VE Day Recollections – Ken Bridger

 10 June 2020 |

I can remember with clarity VE Day 1945.  The day before I had visited my grandmother who was living in a residential home called Thornhill House where she was looked after by a very lovely lady, a member of the staff.  The lady asked me if I would like to visit London with her and her husband to join thousands of people celebrating VE Day.  I jumped at the invitation, and so next day the three of us set off by train to London and joined the vast crowds gathered at Victoria, on to Buckingham Palace .  We joined in the singing of well-known war songs waiting for the King and Queen to appear on the Palace balcony, later joined by the Prime Minister, Winston Churchill.  Having spent hours singing and cheering we made our way to Victoria station to have a cup of tea and sandwich, having not eaten since breakfast, in the early hours of next morning.

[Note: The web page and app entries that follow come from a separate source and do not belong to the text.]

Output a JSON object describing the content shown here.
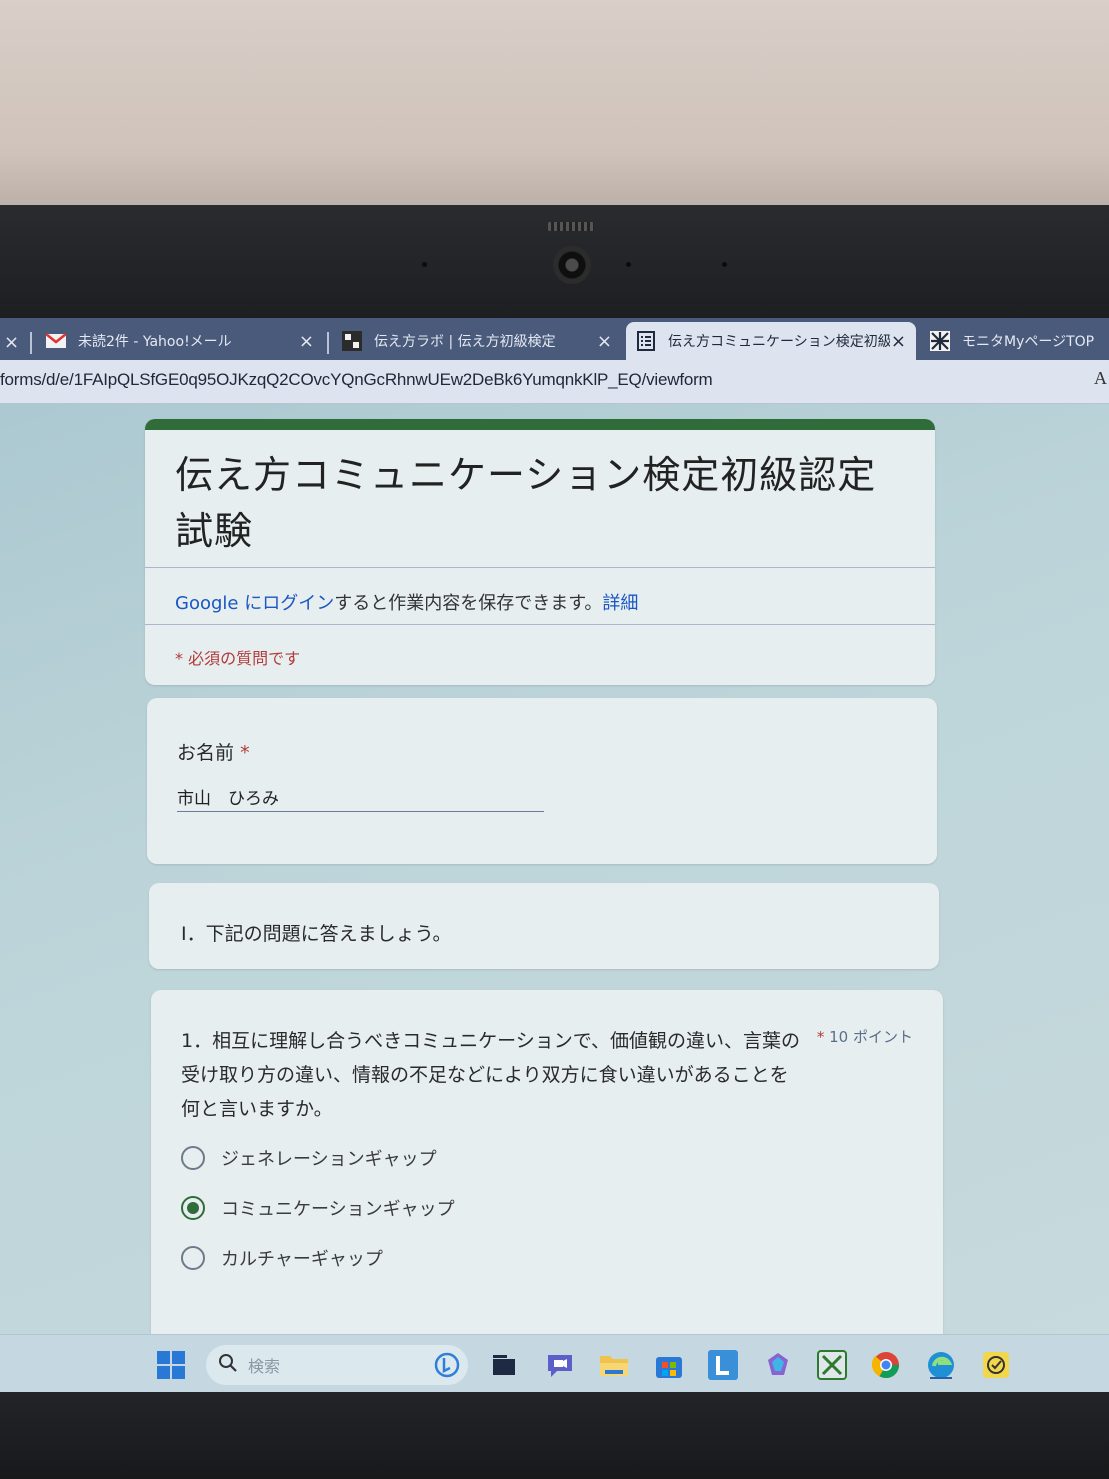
{
  "browser": {
    "tabs": [
      {
        "label": "未読2件 - Yahoo!メール",
        "icon": "yahoo-mail-icon"
      },
      {
        "label": "伝え方ラボ | 伝え方初級検定",
        "icon": "tsutaekata-lab-icon"
      },
      {
        "label": "伝え方コミュニケーション検定初級認定",
        "icon": "google-forms-icon",
        "active": true
      },
      {
        "label": "モニタMyページTOP",
        "icon": "monitor-site-icon"
      }
    ],
    "close_glyph": "×",
    "url": "forms/d/e/1FAIpQLSfGE0q95OJKzqQ2COvcYQnGcRhnwUEw2DeBk6YumqnkKlP_EQ/viewform",
    "reader_label": "A"
  },
  "form": {
    "title": "伝え方コミュニケーション検定初級認定試験",
    "login_google": "Google",
    "login_link": " にログイン",
    "login_rest": "すると作業内容を保存できます。",
    "login_details": "詳細",
    "required_note": "* 必須の質問です",
    "name_question": {
      "label": "お名前",
      "star": "*",
      "value": "市山　ひろみ"
    },
    "section_title": "Ⅰ．下記の問題に答えましょう。",
    "question1": {
      "text": "1．相互に理解し合うべきコミュニケーションで、価値観の違い、言葉の受け取り方の違い、情報の不足などにより双方に食い違いがあることを何と言いますか。",
      "points_star": "*",
      "points": "10 ポイント",
      "options": [
        {
          "label": "ジェネレーションギャップ",
          "selected": false
        },
        {
          "label": "コミュニケーションギャップ",
          "selected": true
        },
        {
          "label": "カルチャーギャップ",
          "selected": false
        }
      ]
    }
  },
  "taskbar": {
    "search_placeholder": "検索",
    "icons": [
      "windows-start-icon",
      "bing-icon",
      "task-view-icon",
      "chat-icon",
      "file-explorer-icon",
      "store-icon",
      "app-l-icon",
      "copilot-icon",
      "xbox-icon",
      "chrome-icon",
      "edge-icon",
      "todo-icon"
    ]
  },
  "colors": {
    "accent": "#2f6c3a",
    "link": "#1a56c4",
    "required": "#b33a3a"
  }
}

For all my life since, I can recall so many sad events we all endured during the six years, our home in Beckenham shattered by a bomb which destroyed a house opposite killing the occupants.  We stayed with friends for nearly six months sleeping in an air raid shelter by night and by day time clearing our home of debris with workmen installing new windows and doors, repairing the roof and being without items of furniture damaged by shrapnel.  I remember having news in 1941 that two cousins aged 21 had on a mission to Germany been shot down, one died in Poland from injuries and one whose body was never found.  My grandmother returning from a weekday church service to find 80 years of age her home with the whole street demolished by a bomb, and lastly ending up with men, women and children in a large shelter every night when the doodle bugs first appeared. 

Ken Bridger